Not too long after the events went down I told my parents what happened. My dad was furious, “I’m paying $10,000 a year for this?” My dad came to school and met with the department chair. We were then sent to human resources. It became obvious that outside of us taking legal action nothing would or could be done. When given the option, I decided not to take legal action. A lawyer told me we could own the school but that did not sound appealing or like the path I wanted for my life. Lawyers advised me that the school would look into my sexual history and after a very painful break up and didn’t want that at all. That was not how I wanted to use my energy and I knew a day like this one would come where I could say what happened on my terms in a way that can make a positive impact.
I stopped coming to campus as much and asked my roommate if we could move further from campus. She agreed. At the end of Fall semester I went to stay with my mom and from there I went to Europe for the Spring semester. Upon my return from Switzerland I reflected a lot. Morale shifted when my cousin Ryan came to help me move and readjust. I allocated my energy toward making a change on campus. I read the inadequate policies in the handbook and decided to run for a student government position with student safety as a priority. I wanted to make sure that what happened to me never happened to anyone else. Long story short, I lost. So I tried to reach out to the Chancellor directly.
First I tried to schedule a meeting, but that was unsuccessful. Emails also went unanswered. I began to visit the Chancellor’s office periodically at different times when I was on campus and over a few months span was never able to cross paths or meet with him to tell him about Dr. Kamara.
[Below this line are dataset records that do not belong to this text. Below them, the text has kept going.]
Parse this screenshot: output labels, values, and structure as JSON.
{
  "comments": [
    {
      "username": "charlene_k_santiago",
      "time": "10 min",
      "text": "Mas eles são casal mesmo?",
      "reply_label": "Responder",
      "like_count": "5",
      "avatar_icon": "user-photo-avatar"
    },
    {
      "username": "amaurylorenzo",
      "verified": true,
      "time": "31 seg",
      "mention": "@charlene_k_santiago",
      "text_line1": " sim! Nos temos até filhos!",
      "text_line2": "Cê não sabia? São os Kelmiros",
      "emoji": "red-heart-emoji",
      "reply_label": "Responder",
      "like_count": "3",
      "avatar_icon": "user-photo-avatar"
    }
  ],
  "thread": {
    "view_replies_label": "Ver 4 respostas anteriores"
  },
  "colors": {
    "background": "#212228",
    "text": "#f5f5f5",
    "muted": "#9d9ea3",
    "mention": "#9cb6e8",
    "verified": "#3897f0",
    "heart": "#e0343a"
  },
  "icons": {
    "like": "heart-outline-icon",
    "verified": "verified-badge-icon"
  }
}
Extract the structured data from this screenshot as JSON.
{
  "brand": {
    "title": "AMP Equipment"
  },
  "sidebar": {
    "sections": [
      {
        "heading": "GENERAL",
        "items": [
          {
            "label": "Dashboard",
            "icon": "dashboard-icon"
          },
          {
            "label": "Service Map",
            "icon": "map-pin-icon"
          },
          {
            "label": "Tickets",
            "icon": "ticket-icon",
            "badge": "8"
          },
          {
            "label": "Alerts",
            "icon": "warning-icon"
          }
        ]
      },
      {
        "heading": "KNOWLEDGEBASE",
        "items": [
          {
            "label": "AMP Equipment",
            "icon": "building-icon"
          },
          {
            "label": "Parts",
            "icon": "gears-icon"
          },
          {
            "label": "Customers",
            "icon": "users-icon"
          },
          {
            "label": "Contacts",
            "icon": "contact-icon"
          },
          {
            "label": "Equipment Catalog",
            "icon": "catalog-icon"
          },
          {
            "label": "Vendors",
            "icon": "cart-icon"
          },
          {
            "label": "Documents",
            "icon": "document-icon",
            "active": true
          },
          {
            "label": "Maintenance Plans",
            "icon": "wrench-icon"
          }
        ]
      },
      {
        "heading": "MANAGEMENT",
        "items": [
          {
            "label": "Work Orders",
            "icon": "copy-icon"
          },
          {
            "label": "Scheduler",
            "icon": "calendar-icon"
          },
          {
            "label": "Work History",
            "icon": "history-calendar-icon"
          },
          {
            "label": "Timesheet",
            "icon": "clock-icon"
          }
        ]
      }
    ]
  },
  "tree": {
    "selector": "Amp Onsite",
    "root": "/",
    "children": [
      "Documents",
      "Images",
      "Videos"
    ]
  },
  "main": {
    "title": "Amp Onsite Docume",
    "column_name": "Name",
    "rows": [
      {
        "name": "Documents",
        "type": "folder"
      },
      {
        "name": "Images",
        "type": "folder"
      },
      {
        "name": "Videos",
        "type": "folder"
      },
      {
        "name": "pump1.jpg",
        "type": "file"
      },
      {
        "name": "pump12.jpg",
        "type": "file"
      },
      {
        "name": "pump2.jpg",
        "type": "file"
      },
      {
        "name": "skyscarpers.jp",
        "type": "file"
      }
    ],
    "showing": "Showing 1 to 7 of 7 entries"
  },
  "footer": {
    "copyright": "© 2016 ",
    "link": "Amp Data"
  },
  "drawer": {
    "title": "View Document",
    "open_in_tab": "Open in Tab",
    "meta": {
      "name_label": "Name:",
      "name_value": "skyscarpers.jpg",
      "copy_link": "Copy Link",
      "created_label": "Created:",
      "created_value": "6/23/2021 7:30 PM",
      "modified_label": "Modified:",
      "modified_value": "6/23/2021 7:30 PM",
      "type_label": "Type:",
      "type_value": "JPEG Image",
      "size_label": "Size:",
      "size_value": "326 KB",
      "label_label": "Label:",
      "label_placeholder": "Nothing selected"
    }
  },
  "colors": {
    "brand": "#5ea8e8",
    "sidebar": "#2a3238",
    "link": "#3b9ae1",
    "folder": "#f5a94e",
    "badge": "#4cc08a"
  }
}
I thought this was a matter worthy of his attention. I tried other paths. I was friends with the student body president and vice president of affairs. I told them what happened. Their response was pretty much that sucks. These young men would brag about their access to the chancellor and how they could text him. Unfortunately this was not a matter they deemed worth the Chancellor’s attention. My trust in men and in my safety and wellbeing on campus was shattered. Did I really fail or did my institution fail me?
I met with Dr. Levy and we realized I had enough credits to graduate early. She encouraged me to stick around for the final semester of my senior year even though I was ready to go. I took her classes and one other International Studies course where I actually shared this story and was encouraged by my professor to write the first draft of this situation back in 2011.
I am grateful for my trials and tribulations in life. This is what makes us who we are. However, I believe we can learn from each other’s experiences and do better. This speaks volumes to our culture. Man or woman like Lauryn Hill said, “respect is just the minimum.” Why do we let others harm us while we take the alleged high road of silence?
This situation impacted my life and relationships in ways I am still making sense of. I learned what a friend is and isn’t, I reset my boundaries, and I found a way to speak out on my terms. At the end of the day, all universities should have protections and systems in place that put the wellbeing of students above all else, not just go through the motions of meaningless policies in a handbook. This is my recommendation to North Carolina A&T and all colleges, universities, and institutions of higher learning.
Dr. Kamara’s employment at North Carolina A&T came to an end several years after I graduated. He continues to teach in higher education institutions. Dr. Kamara, I forgive you. But my question remains, how would you feel if someone touched your daughter the same way you did me?